So – while I spent my days think-tanking away, I applied to a number of congressional staff jobs (in DC, these are known as “Hill jobs”). I went to numerous interviews in both the Senate and the House of Representatives. Although I am a Republican, I even took an interview with Senator Kirsten Gillibrand’s Office (we didn’t see eye-to-eye, and we haven’t talked since). Then, one day, I got a call, and an offer. I was suddenly a congressional staffer. I now worked on “the Hill.”
I don’t make much money. The hours suck. Everything is an emergency.
But it’s also Hill experience, which is its own whole thing on a resume. Anyone who has tried to get a job on the Hill can tell you that the primary requirement is… Hill experience. You can’t get a job on the Hill unless you have Hill experience. For most people, that means you must progress like this:

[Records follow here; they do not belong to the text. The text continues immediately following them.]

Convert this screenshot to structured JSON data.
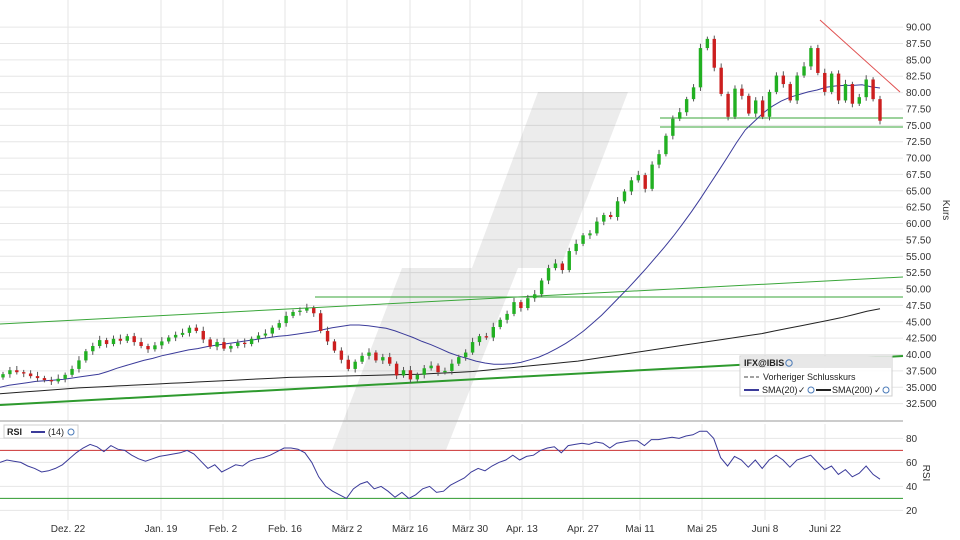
{
  "chart_data": [
    {
      "type": "candlestick",
      "legend": {
        "symbol": "IFX@IBIS",
        "items": [
          "Vorheriger Schlusskurs",
          "SMA(20)",
          "SMA(200)"
        ]
      },
      "ylabel": "Kurs",
      "ylim": [
        30.0,
        92.0
      ],
      "y_ticks": [
        "90.00",
        "87.50",
        "85.00",
        "82.50",
        "80.00",
        "77.50",
        "75.00",
        "72.50",
        "70.00",
        "67.50",
        "65.00",
        "62.50",
        "60.00",
        "57.50",
        "55.00",
        "52.50",
        "50.00",
        "47.50",
        "45.00",
        "42.500",
        "40.00",
        "37.500",
        "35.000",
        "32.500"
      ],
      "x_ticks": [
        "Dez. 22",
        "Jan. 19",
        "Feb. 2",
        "Feb. 16",
        "März 2",
        "März 16",
        "März 30",
        "Apr. 13",
        "Apr. 27",
        "Mai 11",
        "Mai 25",
        "Juni 8",
        "Juni 22"
      ],
      "close": [
        37.0,
        37.6,
        37.3,
        37.1,
        36.7,
        36.4,
        36.1,
        35.9,
        36.3,
        36.9,
        37.8,
        39.1,
        40.5,
        41.3,
        42.2,
        41.6,
        42.4,
        42.1,
        42.8,
        41.9,
        41.3,
        40.8,
        41.4,
        42.0,
        42.6,
        43.0,
        43.3,
        44.1,
        43.6,
        42.3,
        41.2,
        41.9,
        40.9,
        41.3,
        41.8,
        41.6,
        42.4,
        42.9,
        43.2,
        44.1,
        44.8,
        45.9,
        46.5,
        46.7,
        47.1,
        46.3,
        43.6,
        42.0,
        40.6,
        39.2,
        37.8,
        38.9,
        39.8,
        40.3,
        39.1,
        39.6,
        38.6,
        36.8,
        37.6,
        36.2,
        36.9,
        37.9,
        38.3,
        37.3,
        37.5,
        38.6,
        39.6,
        40.3,
        41.9,
        42.8,
        42.6,
        44.2,
        45.3,
        46.2,
        48.0,
        47.1,
        48.6,
        49.2,
        51.3,
        53.2,
        53.9,
        52.9,
        55.8,
        56.9,
        58.2,
        58.5,
        60.3,
        61.3,
        61.0,
        63.4,
        64.9,
        66.6,
        67.4,
        65.3,
        69.0,
        70.6,
        73.4,
        76.0,
        77.0,
        79.0,
        80.8,
        86.8,
        88.2,
        83.8,
        79.8,
        76.3,
        80.6,
        79.5,
        76.8,
        78.8,
        76.3,
        80.1,
        82.6,
        81.3,
        78.8,
        82.6,
        84.0,
        86.8,
        83.0,
        80.1,
        82.9,
        78.8,
        81.3,
        78.3,
        79.3,
        82.0,
        79.0,
        75.7
      ],
      "sma20": [
        35.0,
        35.3,
        35.5,
        35.7,
        35.9,
        36.0,
        36.1,
        36.2,
        36.4,
        36.6,
        36.8,
        37.0,
        37.4,
        37.9,
        38.3,
        38.7,
        39.1,
        39.4,
        39.8,
        40.1,
        40.4,
        40.7,
        40.9,
        41.2,
        41.4,
        41.6,
        41.8,
        42.0,
        42.2,
        42.4,
        42.6,
        42.8,
        42.9,
        43.1,
        43.3,
        43.5,
        43.8,
        44.1,
        44.3,
        44.5,
        44.5,
        44.4,
        44.2,
        44.0,
        43.6,
        43.1,
        42.6,
        42.0,
        41.5,
        40.9,
        40.3,
        39.8,
        39.4,
        39.0,
        38.7,
        38.5,
        38.5,
        38.6,
        38.8,
        39.2,
        39.6,
        40.2,
        40.9,
        41.7,
        42.6,
        43.6,
        44.8,
        46.0,
        47.4,
        48.8,
        50.2,
        51.7,
        53.2,
        54.8,
        56.4,
        58.1,
        59.9,
        61.8,
        63.8,
        65.9,
        68.0,
        70.1,
        72.3,
        74.3,
        75.6,
        76.9,
        77.9,
        78.7,
        79.3,
        79.7,
        80.1,
        80.4,
        80.8,
        81.0,
        81.1,
        81.1,
        81.2,
        80.9,
        80.7
      ],
      "sma200": [
        34.0,
        34.15,
        34.3,
        34.45,
        34.6,
        34.75,
        34.9,
        35.0,
        35.1,
        35.2,
        35.3,
        35.4,
        35.5,
        35.6,
        35.7,
        35.8,
        35.9,
        36.0,
        36.1,
        36.2,
        36.3,
        36.4,
        36.5,
        36.55,
        36.6,
        36.65,
        36.7,
        36.75,
        36.8,
        36.85,
        36.9,
        36.95,
        37.0,
        37.1,
        37.2,
        37.3,
        37.4,
        37.6,
        37.8,
        38.0,
        38.2,
        38.4,
        38.6,
        38.8,
        39.0,
        39.3,
        39.6,
        39.9,
        40.2,
        40.5,
        40.8,
        41.1,
        41.4,
        41.7,
        42.0,
        42.3,
        42.6,
        42.9,
        43.2,
        43.6,
        44.0,
        44.4,
        44.8,
        45.2,
        45.6,
        46.1,
        46.6,
        47.0
      ]
    },
    {
      "type": "line",
      "label": "RSI",
      "legend_item": "(14)",
      "ylabel": "RSI",
      "ylim": [
        12,
        92
      ],
      "y_ticks": [
        "80",
        "60",
        "40",
        "20"
      ],
      "reference_lines": [
        70,
        30
      ],
      "values": [
        60,
        62,
        61,
        60,
        57,
        55,
        52,
        53,
        55,
        58,
        63,
        68,
        72,
        75,
        73,
        69,
        74,
        71,
        70,
        66,
        63,
        61,
        63,
        65,
        66,
        67,
        68,
        70,
        67,
        61,
        55,
        58,
        52,
        55,
        58,
        57,
        61,
        63,
        64,
        66,
        69,
        72,
        72,
        71,
        68,
        60,
        48,
        40,
        36,
        33,
        30,
        38,
        42,
        44,
        38,
        40,
        36,
        31,
        35,
        30,
        33,
        38,
        40,
        35,
        36,
        41,
        44,
        47,
        52,
        55,
        53,
        57,
        60,
        62,
        66,
        62,
        65,
        66,
        70,
        72,
        73,
        68,
        74,
        75,
        76,
        75,
        77,
        76,
        72,
        76,
        77,
        78,
        78,
        74,
        79,
        79,
        80,
        81,
        80,
        82,
        83,
        86,
        86,
        80,
        64,
        57,
        65,
        62,
        56,
        62,
        55,
        62,
        66,
        62,
        56,
        62,
        64,
        66,
        60,
        54,
        57,
        50,
        54,
        48,
        51,
        57,
        50,
        46
      ]
    }
  ]
}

Intern (4 to 6 months): $0/year
Staff Assistant (12 to 18 months): $28k/year
Legislative Correspondent (1 to 2 years): $35k/yr
Legislative Assistant (variable): $45K-$55K/yr

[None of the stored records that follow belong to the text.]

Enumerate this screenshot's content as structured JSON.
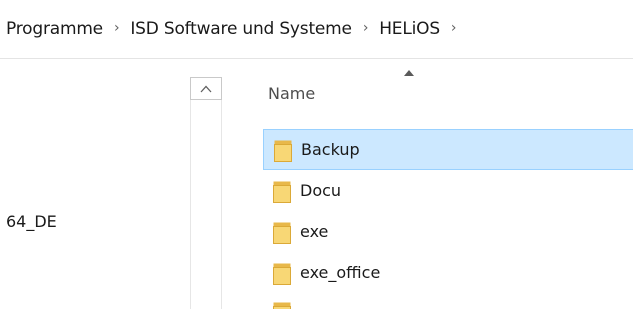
{
  "breadcrumb": {
    "items": [
      {
        "label": "Programme"
      },
      {
        "label": "ISD Software und Systeme"
      },
      {
        "label": "HELiOS"
      }
    ],
    "separator": "›"
  },
  "nav_pane": {
    "visible_item": "64_DE"
  },
  "file_list": {
    "columns": {
      "name": "Name"
    },
    "sort": "ascending",
    "rows": [
      {
        "label": "Backup",
        "selected": true,
        "icon": "folder-icon"
      },
      {
        "label": "Docu",
        "selected": false,
        "icon": "folder-icon"
      },
      {
        "label": "exe",
        "selected": false,
        "icon": "folder-icon"
      },
      {
        "label": "exe_office",
        "selected": false,
        "icon": "folder-icon"
      }
    ]
  },
  "colors": {
    "selection_fill": "#cce8ff",
    "selection_border": "#99d1ff",
    "folder_body": "#f8d775",
    "folder_tab": "#e8b84a"
  }
}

Legislative Director (no idea): $80K+
And so on and so forth.
The problem is – I’m an adult. I have bills. I couldn’t really swing those first two steps. In the end, I got lucky. I was offered a research position somewhere between the Leg Correspondent and Leg Assistant level, which is a bit uncommon within the normal congressional hierarchy. After 6 to 8 months of that, I would be uniquely qualified for a Legislative Assistant position. That means that I will be in a prime position to make a pretty decent living, doing something pretty important, right around the time I will be taking the FSOA and, directly after that, learning whether or not I will receive a conditional offer to become a U.S. diplomat.
That would be a very tough call. I have gone back and forth on it and to be honest, I have no idea what I would do in such a situation.
On the one hand – I know for a fact that if I am skipping around the world as a diplomat, executing the foreign policy directives of the United States (ya know, the ones that come from the President and Congress) – part of me will wish I was still in DC helping to write those directives. Beyond this, if my guy – Marco Rubio – wins in 2016, it is entirely within the realm of possibility that I could end up working for him (ya know, in the White House). All of this adds to the FSO price tag.
On the other hand – I came to DC to become a Foreign Service Officer. I left the military (sort’ve, they still technically own me) in order to be one of the people who prevent wars from happening in the first place. I never dreamed of slogging away on the Hill and dealing with high blood pressure when I’m 40.
That reminds me – I’m 30. I have to choose, and choosing one means that the other will probably disappear. I may be bolder than most in my career choices and willingness to hit the reset button, but I know that I won’t be so intrepid as to ditch a well-developed Foreign Service career when I have two kids (which is going to happen relatively soon now). I also know that I won’t ditch a reputable career on the Hill and rip the aforementioned kids out of their schools so that I can skip around the world in my new diplomat job. Or would I? Hmm…
My solution: I’m going to wait and see if I get the Foreign Service job offer. I’ll also wait and see if I get another amazing Hill offer (especially seeing as it would be at least January before I would have to start any Foreign Service job). If one or the other doesn’t pan out, it will be a moot discussion.
WE GOT MARRIED
I saved the best for last! Yup – that’s Lady Vick and I at the U.S. Naval Academy Chapel. She is obviously stunning – and I look good enough. I opted for a tuxedo with mini-medals because, while I am still technically in the military and could have worn my uniform, I wanted to reflect my life as it is today (and I wanted to own a really nice tuxedo).
The reception was great. We had Famous Daves cater some amazing BBQ. Then we spent two weeks in India and Hong Kong. Good times.
I am the luckiest man in the world.